First off, I'm insulted that they keep including me in this "us." I guess it's a twist on the Rene Descartes phrase: "I listen, therefore I am." You don't know me. That's as bad as saying that government is just a word for things we do together. Like this or this or this. Don't include me in those atrocities or your groupthink.

Second, there are over 160 million registered voters and I guarantee you that not two of those people think the same about everything. Even if you come to the same conclusions on some issues, you probably got their differently.

Third, according to a study, a lot of politicians share personality traits with psychopaths.
Kouri, who's a vice president of the National Assn. of Chiefs of Police, has assembled traits such as superficial charm, an exaggerated sense of self-worth, glibness, lying, lack of remorse and manipulation of others.
All those traits that make a good serial killer also make a good politician. That's why, even though you have good ideas, you're not running.

So, if you are looking for somebody like you, you will be sadly disappointed. But if we can't rely on the "like us" test, who will we vote for?

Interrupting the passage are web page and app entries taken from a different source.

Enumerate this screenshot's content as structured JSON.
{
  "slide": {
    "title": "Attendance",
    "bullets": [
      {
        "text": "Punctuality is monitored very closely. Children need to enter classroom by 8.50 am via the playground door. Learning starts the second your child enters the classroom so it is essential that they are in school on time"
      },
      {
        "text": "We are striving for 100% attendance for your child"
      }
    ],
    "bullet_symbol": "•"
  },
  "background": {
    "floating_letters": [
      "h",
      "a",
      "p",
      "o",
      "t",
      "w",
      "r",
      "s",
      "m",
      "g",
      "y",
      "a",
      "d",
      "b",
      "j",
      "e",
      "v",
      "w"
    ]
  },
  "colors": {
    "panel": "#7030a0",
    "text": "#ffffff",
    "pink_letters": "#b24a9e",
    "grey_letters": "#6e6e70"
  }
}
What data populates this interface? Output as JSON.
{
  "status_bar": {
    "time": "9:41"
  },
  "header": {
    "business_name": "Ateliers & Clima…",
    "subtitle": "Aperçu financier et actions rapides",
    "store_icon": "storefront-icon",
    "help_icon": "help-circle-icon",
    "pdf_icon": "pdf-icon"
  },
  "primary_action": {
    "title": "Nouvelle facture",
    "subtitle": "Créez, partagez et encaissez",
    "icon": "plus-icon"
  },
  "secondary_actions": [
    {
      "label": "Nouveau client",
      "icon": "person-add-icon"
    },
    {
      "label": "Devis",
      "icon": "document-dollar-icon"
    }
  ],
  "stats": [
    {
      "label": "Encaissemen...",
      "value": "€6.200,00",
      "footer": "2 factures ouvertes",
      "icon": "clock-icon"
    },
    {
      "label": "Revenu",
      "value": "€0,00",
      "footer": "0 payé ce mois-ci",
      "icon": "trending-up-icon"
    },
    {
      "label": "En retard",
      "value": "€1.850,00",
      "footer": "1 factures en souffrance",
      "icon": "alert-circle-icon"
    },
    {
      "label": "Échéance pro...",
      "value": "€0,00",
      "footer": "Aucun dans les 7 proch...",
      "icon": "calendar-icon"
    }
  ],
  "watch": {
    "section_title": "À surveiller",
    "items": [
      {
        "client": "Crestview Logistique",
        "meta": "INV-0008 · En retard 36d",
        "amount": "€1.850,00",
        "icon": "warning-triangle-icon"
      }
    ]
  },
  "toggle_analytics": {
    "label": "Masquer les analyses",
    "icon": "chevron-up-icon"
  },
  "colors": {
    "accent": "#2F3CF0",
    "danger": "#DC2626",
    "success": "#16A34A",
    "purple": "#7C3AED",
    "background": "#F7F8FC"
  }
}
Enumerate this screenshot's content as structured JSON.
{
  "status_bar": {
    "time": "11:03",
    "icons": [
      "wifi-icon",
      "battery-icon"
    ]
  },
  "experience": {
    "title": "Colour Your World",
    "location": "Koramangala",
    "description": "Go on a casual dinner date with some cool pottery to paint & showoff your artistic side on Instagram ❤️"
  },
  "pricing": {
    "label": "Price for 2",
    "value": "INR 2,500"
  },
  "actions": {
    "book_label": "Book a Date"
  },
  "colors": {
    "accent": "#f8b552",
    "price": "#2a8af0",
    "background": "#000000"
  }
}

There are only two criteria for a politician of any kind:
  1. Are they THEMSELVES. Because, you know, if you try to be everything to everybody, you are   nothing to anyone. And probably a serial killer.
  2. Do they're ideas regarding policy match your ideas of good policy.
Regarding the first criteria:
  • If they begin to sound different as they gain more national prominence, they are not themselves. You see this all the time. Early on, usually before or at the beginning of a primary run, candidates say things that appeal to the Democratic or Republican base. Then as they get closer to the general election, their answers get muddier; they begin walking back certain statements. NOT a good sign.
  • Make sure they answer the question. A new study shows that you are not listening to their answer. "Researchers believe this could be because our brainpower is usually focused on interpreting the speaker's social actions — whether they think the person is honest or trustworthy — which distracts them from recognizing the dodge. (emphasis added)" Basically, you're hearing what you want to hear because the person has a nice smile or nice hair.
On the second point:
  • What are their means to an end? Like me, a lot of people think drugs are bad. I, however do not believe locking them up and throwing away the key makes their life better. I don't think that would have made George W. Bush or Barack Obama better off, do you?
  • Religion doesn't matter. They could be Christian, Mormon, Muslim, Scientologist, or Jedi. If they believe that torture is okay in certain circumstance, empire building for national security is cool, or that I HAVE to buy health insurance at gunpoint, they are not a good candidate.
So, don't go looking for somebody like you. There is nobody like you. If you think only someone like you can fix the problems, then you'll have to run yourself.

1 comment:

  1. I've been saying the following for a long time:

    1) government solutions are, by necessity, a one size fits all solution
    2) It is impossible for anyone to be smart enough to create a one size fits all solution that is the optimal solution for each of the 310,000,000 people in the USA.
    3) All politicians think that rule 2 doesn't apply to them.

    Nice to know someone else agrees (exaggerated sense of self worth).